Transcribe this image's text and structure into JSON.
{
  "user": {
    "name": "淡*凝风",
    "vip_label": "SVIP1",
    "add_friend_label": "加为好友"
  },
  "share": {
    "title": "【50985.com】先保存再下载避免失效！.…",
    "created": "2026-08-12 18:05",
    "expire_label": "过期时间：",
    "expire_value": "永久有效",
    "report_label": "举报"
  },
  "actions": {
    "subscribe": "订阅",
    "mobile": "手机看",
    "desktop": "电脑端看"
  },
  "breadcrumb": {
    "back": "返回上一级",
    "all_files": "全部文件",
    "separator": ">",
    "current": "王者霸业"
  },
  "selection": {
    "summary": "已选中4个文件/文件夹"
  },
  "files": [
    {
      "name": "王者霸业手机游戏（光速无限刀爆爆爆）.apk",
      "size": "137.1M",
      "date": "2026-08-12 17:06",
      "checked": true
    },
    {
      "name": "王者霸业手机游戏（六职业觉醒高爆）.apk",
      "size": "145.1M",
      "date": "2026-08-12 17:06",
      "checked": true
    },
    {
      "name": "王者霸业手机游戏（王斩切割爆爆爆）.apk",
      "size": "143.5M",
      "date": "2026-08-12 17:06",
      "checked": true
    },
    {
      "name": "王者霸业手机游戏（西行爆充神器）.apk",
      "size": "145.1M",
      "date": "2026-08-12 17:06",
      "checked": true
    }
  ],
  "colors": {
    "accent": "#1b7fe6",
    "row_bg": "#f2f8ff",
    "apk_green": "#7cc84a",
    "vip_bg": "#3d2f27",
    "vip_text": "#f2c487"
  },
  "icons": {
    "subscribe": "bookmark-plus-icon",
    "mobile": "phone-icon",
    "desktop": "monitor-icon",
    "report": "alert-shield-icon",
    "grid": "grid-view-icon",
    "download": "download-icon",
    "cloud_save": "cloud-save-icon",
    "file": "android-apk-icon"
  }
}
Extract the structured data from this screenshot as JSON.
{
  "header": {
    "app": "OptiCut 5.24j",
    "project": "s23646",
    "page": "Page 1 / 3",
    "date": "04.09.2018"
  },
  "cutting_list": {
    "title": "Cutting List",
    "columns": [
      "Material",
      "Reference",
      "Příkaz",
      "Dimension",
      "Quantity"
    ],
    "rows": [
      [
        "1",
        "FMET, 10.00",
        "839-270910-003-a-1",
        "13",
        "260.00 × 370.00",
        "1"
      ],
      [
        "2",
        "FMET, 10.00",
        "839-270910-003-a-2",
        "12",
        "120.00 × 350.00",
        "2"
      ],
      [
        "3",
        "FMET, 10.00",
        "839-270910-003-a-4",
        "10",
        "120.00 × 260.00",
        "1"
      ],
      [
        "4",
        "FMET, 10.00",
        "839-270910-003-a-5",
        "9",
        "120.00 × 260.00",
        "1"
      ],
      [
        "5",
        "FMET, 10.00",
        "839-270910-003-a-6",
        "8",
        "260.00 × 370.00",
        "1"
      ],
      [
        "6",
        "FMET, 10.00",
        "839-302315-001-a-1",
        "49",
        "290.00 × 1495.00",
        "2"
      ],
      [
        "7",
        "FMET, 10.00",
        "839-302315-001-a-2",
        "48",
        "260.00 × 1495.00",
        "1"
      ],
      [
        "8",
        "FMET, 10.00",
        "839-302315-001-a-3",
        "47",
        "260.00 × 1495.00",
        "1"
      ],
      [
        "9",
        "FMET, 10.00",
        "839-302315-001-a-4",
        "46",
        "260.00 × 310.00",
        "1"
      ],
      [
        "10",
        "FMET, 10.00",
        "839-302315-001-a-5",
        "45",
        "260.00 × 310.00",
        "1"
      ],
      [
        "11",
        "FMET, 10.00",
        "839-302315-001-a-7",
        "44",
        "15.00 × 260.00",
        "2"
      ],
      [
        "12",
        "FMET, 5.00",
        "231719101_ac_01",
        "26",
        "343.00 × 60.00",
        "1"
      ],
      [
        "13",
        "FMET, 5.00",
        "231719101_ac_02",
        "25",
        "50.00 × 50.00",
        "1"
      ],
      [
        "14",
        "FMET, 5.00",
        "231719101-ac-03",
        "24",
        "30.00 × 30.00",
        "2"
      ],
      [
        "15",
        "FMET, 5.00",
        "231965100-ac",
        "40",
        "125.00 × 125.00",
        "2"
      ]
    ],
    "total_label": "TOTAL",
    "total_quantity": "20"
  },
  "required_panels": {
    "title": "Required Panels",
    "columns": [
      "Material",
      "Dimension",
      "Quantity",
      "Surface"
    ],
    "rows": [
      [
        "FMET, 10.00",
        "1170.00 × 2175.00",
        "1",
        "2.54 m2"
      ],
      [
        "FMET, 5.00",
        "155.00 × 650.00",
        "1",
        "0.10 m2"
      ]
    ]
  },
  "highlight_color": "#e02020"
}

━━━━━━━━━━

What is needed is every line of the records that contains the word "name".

» **Task answer**
    "name": "淡*凝风",
      "name": "王者霸业手机游戏（光速无限刀爆爆爆）.apk",
      "name": "王者霸业手机游戏（六职业觉醒高爆）.apk",
      "name": "王者霸业手机游戏（王斩切割爆爆爆）.apk",
      "name": "王者霸业手机游戏（西行爆充神器）.apk",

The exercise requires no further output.